Quietly in the clubhouse, some of the moves have been met with puzzlement. Despite carrying a seven-man bullpen, the Nationals ended up using Moore to pitch in the ninth when Felipe Rivero struggled to get the final three outs and his pitch count hit 30. But how did the Nationals get to that point? Relievers struggled and because Williams wanted to avoid using two relievers, Jonathan Papelbon and Drew Storen, after each pitched back-to-back days, including mop-up duty on Monday after neither pitched over the weekend in New York. Not ideal.

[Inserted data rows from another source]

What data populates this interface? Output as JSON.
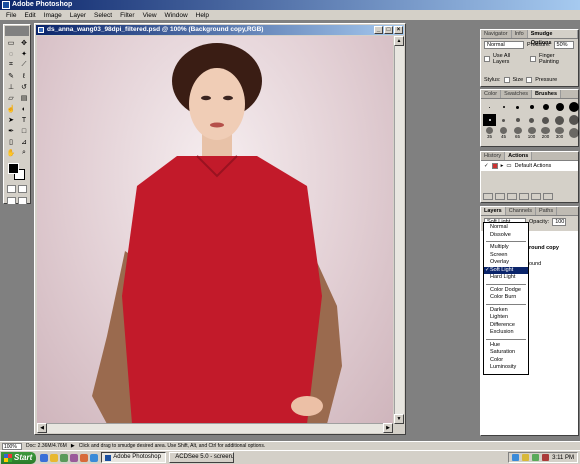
{
  "app": {
    "title": "Adobe Photoshop"
  },
  "menu": [
    "File",
    "Edit",
    "Image",
    "Layer",
    "Select",
    "Filter",
    "View",
    "Window",
    "Help"
  ],
  "document": {
    "title": "ds_anna_wang03_98dpi_filtered.psd @ 100% (Background copy,RGB)"
  },
  "smudge_palette": {
    "tabs": [
      "Navigator",
      "Info",
      "Smudge Options"
    ],
    "mode": "Normal",
    "pressure_label": "Pressure:",
    "pressure": "50%",
    "use_all_layers": "Use All Layers",
    "finger_painting": "Finger Painting",
    "stylus_label": "Stylus:",
    "size": "Size",
    "pressure_opt": "Pressure"
  },
  "brushes_palette": {
    "tabs": [
      "Color",
      "Swatches",
      "Brushes"
    ],
    "labels": [
      "",
      "",
      "",
      "",
      "",
      "",
      "",
      "",
      "",
      "",
      "",
      "",
      "",
      "",
      "35",
      "45",
      "65",
      "100",
      "200",
      "300",
      ""
    ]
  },
  "actions_palette": {
    "tabs": [
      "History",
      "Actions"
    ],
    "item": "Default Actions"
  },
  "layers_palette": {
    "tabs": [
      "Layers",
      "Channels",
      "Paths"
    ],
    "blend_mode": "Soft Light",
    "opacity_label": "Opacity:",
    "opacity": "100",
    "layer_name_1": "round copy",
    "layer_name_2": "ound"
  },
  "blend_menu": {
    "group1": [
      "Normal",
      "Dissolve"
    ],
    "group2": [
      "Multiply",
      "Screen",
      "Overlay",
      "Soft Light",
      "Hard Light"
    ],
    "group3": [
      "Color Dodge",
      "Color Burn"
    ],
    "group4": [
      "Darken",
      "Lighten",
      "Difference",
      "Exclusion"
    ],
    "group5": [
      "Hue",
      "Saturation",
      "Color",
      "Luminosity"
    ],
    "selected": "Soft Light"
  },
  "status": {
    "zoom": "100%",
    "doc": "Doc: 2.36M/4.76M",
    "hint": "Click and drag to smudge desired area. Use Shift, Alt, and Ctrl for additional options."
  },
  "taskbar": {
    "start": "Start",
    "tasks": [
      "Adobe Photoshop",
      "ACDSee 5.0 - screen..."
    ],
    "clock": "3:11 PM"
  }
}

Things can improve for the Nationals. The majority of the remaining games are at home and against losing teams. And for some reason, the Nationals have proven to be a second-half team over the past four seasons. They went 38-18 in August and September last season. They also went 34-20 over the final two months in 2013. In 2012, they did better, going a torrid 37-23 to close out August and September.

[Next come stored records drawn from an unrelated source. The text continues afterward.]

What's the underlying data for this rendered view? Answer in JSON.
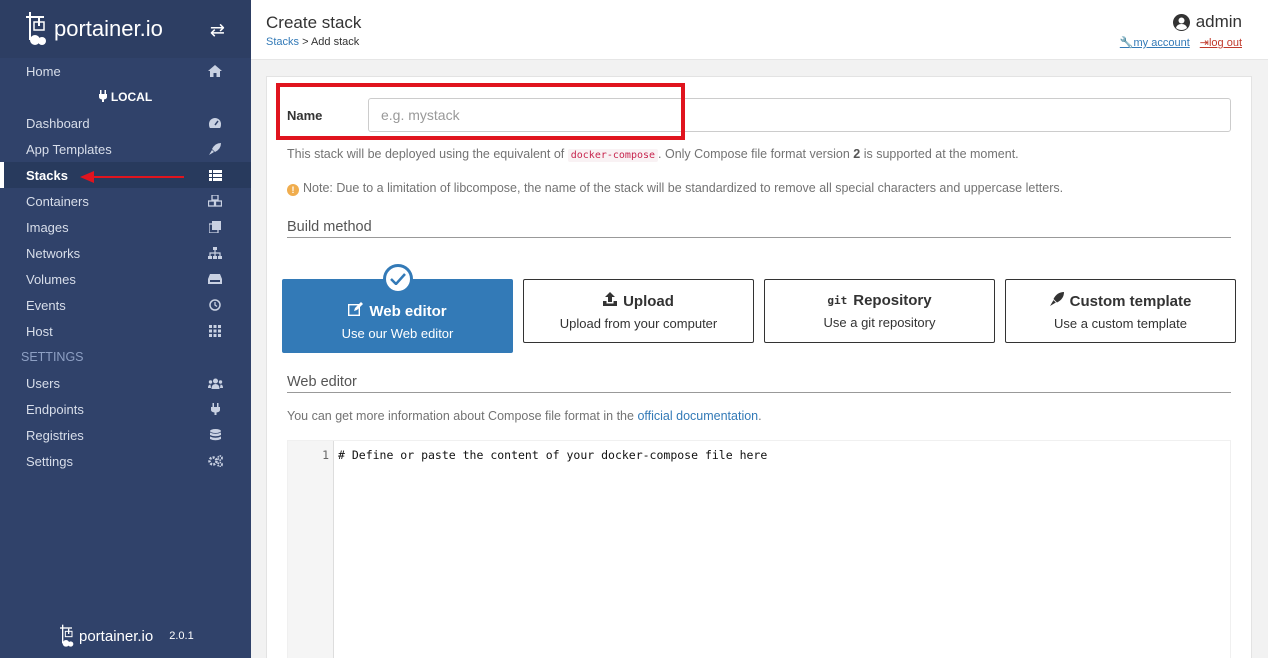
{
  "sidebar": {
    "brand": "portainer.io",
    "items_top": [
      {
        "label": "Home",
        "icon": "home-icon"
      }
    ],
    "endpoint": "LOCAL",
    "items_endpoint": [
      {
        "label": "Dashboard",
        "icon": "dashboard-icon"
      },
      {
        "label": "App Templates",
        "icon": "rocket-icon"
      },
      {
        "label": "Stacks",
        "icon": "list-icon",
        "active": true
      },
      {
        "label": "Containers",
        "icon": "cubes-icon"
      },
      {
        "label": "Images",
        "icon": "clone-icon"
      },
      {
        "label": "Networks",
        "icon": "sitemap-icon"
      },
      {
        "label": "Volumes",
        "icon": "hdd-icon"
      },
      {
        "label": "Events",
        "icon": "history-icon"
      },
      {
        "label": "Host",
        "icon": "th-icon"
      }
    ],
    "settings_section": "SETTINGS",
    "items_settings": [
      {
        "label": "Users",
        "icon": "users-icon"
      },
      {
        "label": "Endpoints",
        "icon": "plug-icon"
      },
      {
        "label": "Registries",
        "icon": "database-icon"
      },
      {
        "label": "Settings",
        "icon": "cogs-icon"
      }
    ],
    "footer_brand": "portainer.io",
    "version": "2.0.1"
  },
  "header": {
    "title": "Create stack",
    "breadcrumb_link": "Stacks",
    "breadcrumb_current": "> Add stack",
    "user": "admin",
    "my_account": "my account",
    "log_out": "log out"
  },
  "form": {
    "name_label": "Name",
    "name_placeholder": "e.g. mystack",
    "help_prefix": "This stack will be deployed using the equivalent of",
    "help_code": "docker-compose",
    "help_mid": ". Only Compose file format version",
    "help_version": "2",
    "help_suffix": "is supported at the moment.",
    "note": "Note: Due to a limitation of libcompose, the name of the stack will be standardized to remove all special characters and uppercase letters."
  },
  "build": {
    "section_title": "Build method",
    "methods": [
      {
        "title": "Web editor",
        "desc": "Use our Web editor",
        "icon": "edit-icon",
        "selected": true
      },
      {
        "title": "Upload",
        "desc": "Upload from your computer",
        "icon": "upload-icon"
      },
      {
        "title": "Repository",
        "desc": "Use a git repository",
        "icon": "git-icon",
        "icon_text": "git"
      },
      {
        "title": "Custom template",
        "desc": "Use a custom template",
        "icon": "rocket-icon"
      }
    ]
  },
  "editor": {
    "section_title": "Web editor",
    "info_prefix": "You can get more information about Compose file format in the",
    "info_link": "official documentation",
    "info_suffix": ".",
    "line_number": "1",
    "line_text": "# Define or paste the content of your docker-compose file here"
  },
  "colors": {
    "sidebar_bg": "#30426a",
    "accent": "#337ab7",
    "highlight_red": "#e0141e"
  }
}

The issue comparing last year with this year is that the Nationals have a better team with which to contend. The Braves wilted in the ’14 second half. The Nationals may not be far off at this point to where they were last season, but the Mets have better pitching and are playing well. The Nationals will need another very hot stretch to reach 90 wins, often the minimum to even reach the playoffs. Winning the division should be the utmost goal: the second-place team in the NL East may have a tough time getting into the postseason given the strength of the NL Central teams jockeying for the wild-card spots.
“We’ve got to keep smiling and keep laughing and try to have to some fun,” right fielder Bryce Harper said. “We’ve got a long ways to go. … At the beginning of the season, if you told me we’d be two games back with 55 games to go, I’d take it any day of the week. I don’t think you can have a bad mentality or bad mind coming into the clubhouse every single day.
“We’re still going. We’re still doing what we’re doing. We’ve just got to get to swinging it and get comfortable and go about it the right way every single day and laugh and really try to enjoy the game. That’s all that matters. Try to laugh, try to smile and there’s bigger things than baseball in life. So come in and worry about what you can do to help your team win that day.”
IN THE POST
IN THE JOURNAL
NATIONALS MINOR LEAGUES
Syracuse 7, Pawtucket 4: Taylor Jordan allowed one run over seven innings while Sammy Solis earned a two-inning save. Emmanuel Burriss and Steven Lerud each drove in two runs.
Harrisburg 3, Akron 2: Austin Voth allowed two runs and struck out six over eight innings. Isaac Ballou drove in two runs.
Lynchburg 7, Potomac 6: Brian Rauh coughed up six runs on 11 hits over six innings. Craig Manuel and Reggie Corona each drove in two runs.
Charleston 7, Hagerstown 4: Drew Van Orden gave up two runs, one earned, over five innings. Koda Glover blew the save after allowing three runs, two earned. Osvaldo Abreu went 2 for 4.
Auburn 8, West Virginia 5: Matthew Crownover coughed up two runs over 4 2/3 innings while Sam Johns blew the save after giving up two more. Ian Sagdal drove in three runs. Victor Robles went 2 for 5.